• _Task description_
Retype the records below exactly as they stand, omitting the pictures.

• _Supplied records_
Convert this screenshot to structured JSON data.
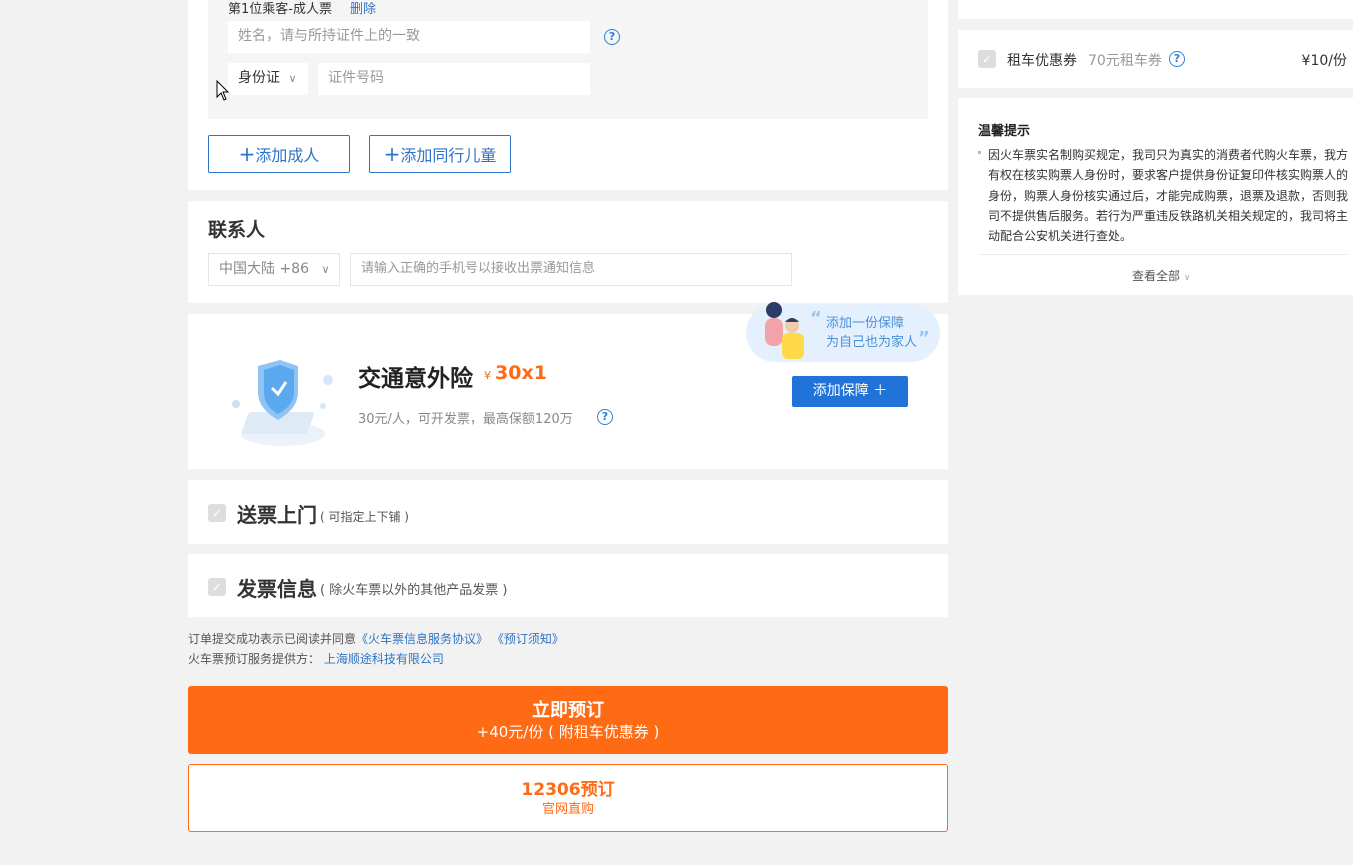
{
  "passenger": {
    "title": "第1位乘客-成人票",
    "delete_label": "删除",
    "name_placeholder": "姓名，请与所持证件上的一致",
    "id_type": "身份证",
    "id_placeholder": "证件号码",
    "add_adult": "添加成人",
    "add_child": "添加同行儿童"
  },
  "contact": {
    "title": "联系人",
    "region": "中国大陆 +86",
    "phone_placeholder": "请输入正确的手机号以接收出票通知信息"
  },
  "insurance": {
    "title": "交通意外险",
    "currency": "¥",
    "price": "30x1",
    "desc": "30元/人，可开发票，最高保额120万",
    "bubble_line1": "添加一份保障",
    "bubble_line2": "为自己也为家人",
    "add_button": "添加保障 ＋"
  },
  "delivery": {
    "title": "送票上门",
    "note": "( 可指定上下铺 )"
  },
  "invoice": {
    "title": "发票信息",
    "note": "( 除火车票以外的其他产品发票 )"
  },
  "agreement": {
    "prefix": "订单提交成功表示已阅读并同意",
    "link1": "《火车票信息服务协议》",
    "link2": "《预订须知》",
    "provider_prefix": "火车票预订服务提供方：",
    "provider": "上海顺途科技有限公司"
  },
  "book_now": {
    "title": "立即预订",
    "subtitle": "+40元/份 ( 附租车优惠券 )"
  },
  "book_12306": {
    "title": "12306预订",
    "subtitle": "官网直购"
  },
  "sidebar": {
    "coupon_label": "租车优惠券",
    "coupon_desc": "70元租车券",
    "coupon_price": "¥10/份",
    "tips_title": "温馨提示",
    "tips_text": "因火车票实名制购买规定，我司只为真实的消费者代购火车票，我方有权在核实购票人身份时，要求客户提供身份证复印件核实购票人的身份，购票人身份核实通过后，才能完成购票，退票及退款，否则我司不提供售后服务。若行为严重违反铁路机关相关规定的，我司将主动配合公安机关进行查处。",
    "view_all": "查看全部"
  },
  "colors": {
    "accent_blue": "#2f73c6",
    "orange": "#ff6a14"
  }
}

• _Task answer_
Convert this screenshot to structured JSON data.
{
  "passenger": {
    "title": "第1位乘客-成人票",
    "delete_label": "删除",
    "name_placeholder": "姓名，请与所持证件上的一致",
    "id_type": "身份证",
    "id_placeholder": "证件号码",
    "add_adult": "添加成人",
    "add_child": "添加同行儿童"
  },
  "contact": {
    "title": "联系人",
    "region": "中国大陆 +86",
    "phone_placeholder": "请输入正确的手机号以接收出票通知信息"
  },
  "insurance": {
    "title": "交通意外险",
    "currency": "¥",
    "price": "30x1",
    "desc": "30元/人，可开发票，最高保额120万",
    "bubble_line1": "添加一份保障",
    "bubble_line2": "为自己也为家人",
    "add_button": "添加保障 ＋"
  },
  "delivery": {
    "title": "送票上门",
    "note": "( 可指定上下铺 )"
  },
  "invoice": {
    "title": "发票信息",
    "note": "( 除火车票以外的其他产品发票 )"
  },
  "agreement": {
    "prefix": "订单提交成功表示已阅读并同意",
    "link1": "《火车票信息服务协议》",
    "link2": "《预订须知》",
    "provider_prefix": "火车票预订服务提供方：",
    "provider": "上海顺途科技有限公司"
  },
  "book_now": {
    "title": "立即预订",
    "subtitle": "+40元/份 ( 附租车优惠券 )"
  },
  "book_12306": {
    "title": "12306预订",
    "subtitle": "官网直购"
  },
  "sidebar": {
    "coupon_label": "租车优惠券",
    "coupon_desc": "70元租车券",
    "coupon_price": "¥10/份",
    "tips_title": "温馨提示",
    "tips_text": "因火车票实名制购买规定，我司只为真实的消费者代购火车票，我方有权在核实购票人身份时，要求客户提供身份证复印件核实购票人的身份，购票人身份核实通过后，才能完成购票，退票及退款，否则我司不提供售后服务。若行为严重违反铁路机关相关规定的，我司将主动配合公安机关进行查处。",
    "view_all": "查看全部"
  },
  "colors": {
    "accent_blue": "#2f73c6",
    "orange": "#ff6a14"
  }
}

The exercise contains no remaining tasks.